Additionally it only caters for a single release of each Java version, and only for Java versionsMantis” (1.4.2) and “Tiger” (1.5.0). If you want to install “Mustang” and switch to it, you'll need to add a JAVA_MUSTANG variable, equal to 1.6.0 and also add a case for 1.6.0 to both the JAVA_VER setup code and the JVersion case statement… ugly, but I haven't come up with a more elegant solution yet. Ultimately I'd like to make a proper replacement for update-alternatives, but since symlinks will only work for the Cygwin tools, and not the Java tools themselves, it seems unlikely I'll come up with a nicer solution.

A note about paths in Java on Cygwin:

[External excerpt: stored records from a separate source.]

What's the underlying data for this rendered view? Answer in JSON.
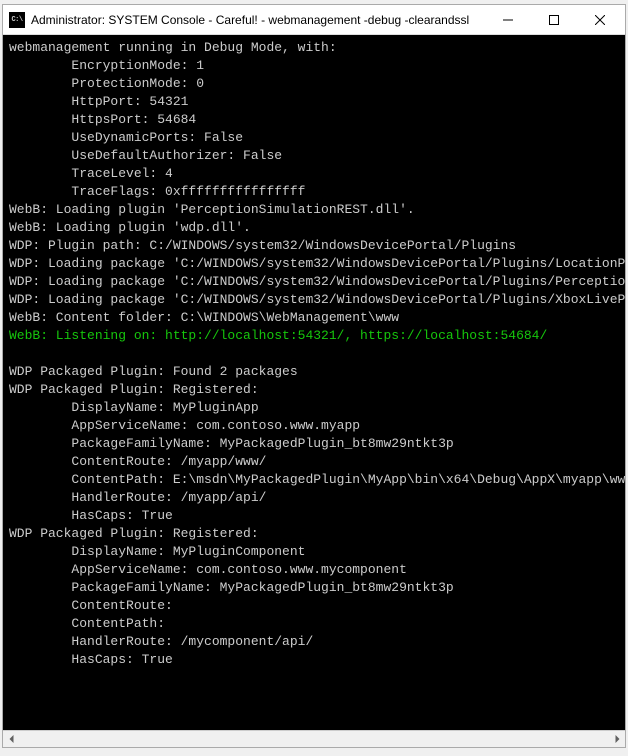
{
  "window": {
    "icon_label": "C:\\",
    "title": "Administrator:  SYSTEM Console - Careful! - webmanagement  -debug -clearandssl"
  },
  "console": {
    "lines": [
      {
        "text": "webmanagement running in Debug Mode, with:",
        "class": ""
      },
      {
        "text": "        EncryptionMode: 1",
        "class": ""
      },
      {
        "text": "        ProtectionMode: 0",
        "class": ""
      },
      {
        "text": "        HttpPort: 54321",
        "class": ""
      },
      {
        "text": "        HttpsPort: 54684",
        "class": ""
      },
      {
        "text": "        UseDynamicPorts: False",
        "class": ""
      },
      {
        "text": "        UseDefaultAuthorizer: False",
        "class": ""
      },
      {
        "text": "        TraceLevel: 4",
        "class": ""
      },
      {
        "text": "        TraceFlags: 0xffffffffffffffff",
        "class": ""
      },
      {
        "text": "WebB: Loading plugin 'PerceptionSimulationREST.dll'.",
        "class": ""
      },
      {
        "text": "WebB: Loading plugin 'wdp.dll'.",
        "class": ""
      },
      {
        "text": "WDP: Plugin path: C:/WINDOWS/system32/WindowsDevicePortal/Plugins",
        "class": ""
      },
      {
        "text": "WDP: Loading package 'C:/WINDOWS/system32/WindowsDevicePortal/Plugins/LocationPlugin",
        "class": ""
      },
      {
        "text": "WDP: Loading package 'C:/WINDOWS/system32/WindowsDevicePortal/Plugins/Perception/pac",
        "class": ""
      },
      {
        "text": "WDP: Loading package 'C:/WINDOWS/system32/WindowsDevicePortal/Plugins/XboxLivePlugin",
        "class": ""
      },
      {
        "text": "WebB: Content folder: C:\\WINDOWS\\WebManagement\\www",
        "class": ""
      },
      {
        "text": "WebB: Listening on: http://localhost:54321/, https://localhost:54684/",
        "class": "green"
      },
      {
        "text": "",
        "class": ""
      },
      {
        "text": "WDP Packaged Plugin: Found 2 packages",
        "class": ""
      },
      {
        "text": "WDP Packaged Plugin: Registered:",
        "class": ""
      },
      {
        "text": "        DisplayName: MyPluginApp",
        "class": ""
      },
      {
        "text": "        AppServiceName: com.contoso.www.myapp",
        "class": ""
      },
      {
        "text": "        PackageFamilyName: MyPackagedPlugin_bt8mw29ntkt3p",
        "class": ""
      },
      {
        "text": "        ContentRoute: /myapp/www/",
        "class": ""
      },
      {
        "text": "        ContentPath: E:\\msdn\\MyPackagedPlugin\\MyApp\\bin\\x64\\Debug\\AppX\\myapp\\www\\",
        "class": ""
      },
      {
        "text": "        HandlerRoute: /myapp/api/",
        "class": ""
      },
      {
        "text": "        HasCaps: True",
        "class": ""
      },
      {
        "text": "WDP Packaged Plugin: Registered:",
        "class": ""
      },
      {
        "text": "        DisplayName: MyPluginComponent",
        "class": ""
      },
      {
        "text": "        AppServiceName: com.contoso.www.mycomponent",
        "class": ""
      },
      {
        "text": "        PackageFamilyName: MyPackagedPlugin_bt8mw29ntkt3p",
        "class": ""
      },
      {
        "text": "        ContentRoute:",
        "class": ""
      },
      {
        "text": "        ContentPath:",
        "class": ""
      },
      {
        "text": "        HandlerRoute: /mycomponent/api/",
        "class": ""
      },
      {
        "text": "        HasCaps: True",
        "class": ""
      }
    ]
  }
}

This is noted in the Cygwin docs somewhere I think, but just a reminder: java.exe, javac.exe, etc. are Win32 programs, and are not linked to the Cygwin DLLs in any way. So always they will need DOS style paths (D:\somedir\etc). They won't understand Cygwin's /cygdrive/d/whatever. Also as I just alluded to, any Cygwin links will not be followed by the Java tools, for the same reason. In bash(1), you'll need to escape the sloshes if you're setting the classpath on the command line:
java -classpath D:\\\\java\\\\special-classes\\\\somefile.jar MyClass
Since java transposes the / and \ characters itself, it may be possible to do the following:
java -classpath D:/java/special-classes/somefile.jar MyClass
But I haven't tested it…
2006-06-17T16:39+1000 - Update: Cygwin's cygpath(1) command I should have seen this before spending so long playing with sed and sloshes…Cygwin's cygpath(1) command can be used to fix the Unix/DOS path stuff, much simpler than mucking about with sed and awk. So in the above, instead of code like this:
JAVA_BASE=`echo $JAVA_BASE | sed 's////g'`   # fix DOS sloshes

export JAVA_BASE=`echo $JAVA_BASE | awk '{print(tolower($1))}' \\
                                  | sed 's/d://cygdrive/d/g'` # fix drive
… that mess can be replaced replaced with this:
export JAVA_BASE=`cygpath -up $JAVA_BASE`
… (using back-quotes, or the $() notation if you prefer). Similarly, to run Java with a classpath specified in a Cygwin format (i.e. from a Cygwin script or prompt):
java -classpath `cygpath -wp /cygdrive/d/java/special-classes/somefile.jar` MyClass